The Birthday Party

A birthday party is a conformist event. Often the ‘birthday boy’ wishes they were somewhere else. They have told everyone they played the piano, and yet their present is a drum. It is sinister enough if it is not your birthday. Bring in your party guests who perform to the regular beat of booze and ‘Blind Man’s bluff’. The expectation of celebration. The menace of a good time.

To track back from the party. Stanley Webber is the non-conformist, hidden away in a boarding house, constantly being told he is a liar (because he is). Caught, yet cocooned from the wider world in a routine of his own making. Meg, Petey Boles and Lulu are the masses. Petey uses his daily breakfast routine, chess nights and daily grind down at the beach to blinker himself from the world around him. Lulu likes to dip her toe into the water. Be a bit daring. Yet she quickly scurries back to the warmth of her routine when she has one too many of everything at the party.

Meg is anything but the ‘belle of the ball’. She keeps Stanley in her ‘listed’ Boarding House because she is attracted to the idea of non-conformity. Yet when the conformists Goldberg and McCann arrive, she joins in the party. It is easy for Goldberg and McCann to control her. To give her the attention she has always craved. Her moral vacuum is laid bare. She is implicitly aware of Stanley’s fate. It is brutal that Meg runs out of Cornflakes. Least said soonest mended. ‘Belle of the ball’ indeed.

So, it is all set. Goldberg and McCann are sent to remove one more washed up creative from society as Stanley provides no useful value. This is even though the society they represent is rotten to the core. They do it in the darkest way – through celebration. The masses in part, or whole, know what is going on but turn a blind eye or remove themselves from the situation. They lack the moral backbone and rather like the norm really, however much they toy at the fringes. The only shred of decency lies with the most affable character, Petey, who makes a far too late ‘quiet man’ attempt to prevent the inevitable. The victory of society. Brave, yet futile, as there is always room in the car for him.

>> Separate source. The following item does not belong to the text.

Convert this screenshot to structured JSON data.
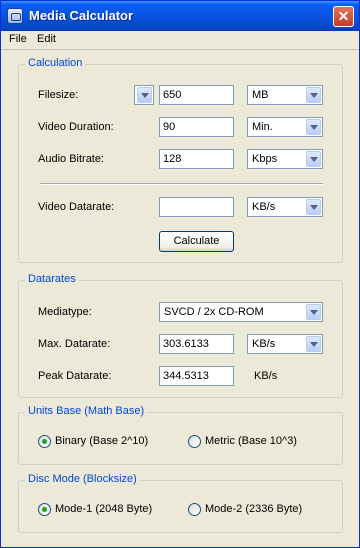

LDMS are living and breathing their desire to challenge their audience and themselves. This excellent production, directed by Phil Rainforth, continues to set a high bar. The cohesion of direction, set design, construction, lights, wardrobe frame the action. The boarding house is realized here with all its dingy hopelessness and seaside ‘charm’.  The supporting house staff remain wonderful.

Sarah Short (Meg Boles) gets all the beats right. She is extraordinary in being quietly awful, selfish and childish. The immoral epitome of turning a blind eye.  Peter Dawson (Petey) plays on his characters affability. This makes his intervention at the end even more powerful and poignant. Hannah Marks (Lulu) moral outrage at being used by Goldberg (by society) is well played out. Her outrage is desperate. Lulu has given Goldberg power over her, so her stand is meaningless. She scurries back to her normal life and no doubt wipes everything from her mind. Steve Davis (Stanley Webber) made the right choice in not making Stanley sympathetic. It is not that Stanley is any better than Goldberg or McCann. Just different. The descent from humanity to inhumanity is genuine.

Mike Watson was born to play Goldberg.  The crude, bullying monster of society. He will always win out. Suave in the knowledge that he will. He is supported by Vic Milne (McCann) who is great in his world-weariness to get the ‘Stanley job’ done.

I loved this. The Birthday Party runs until 29 October 2022 at the Vernon Theatre. It is a dark, funny, clever production. It should be seen – it is important that it is seen. Whether or not there is a wheelbarrow in the back of the car for Stanley remains to be seen. Perhaps we will never know.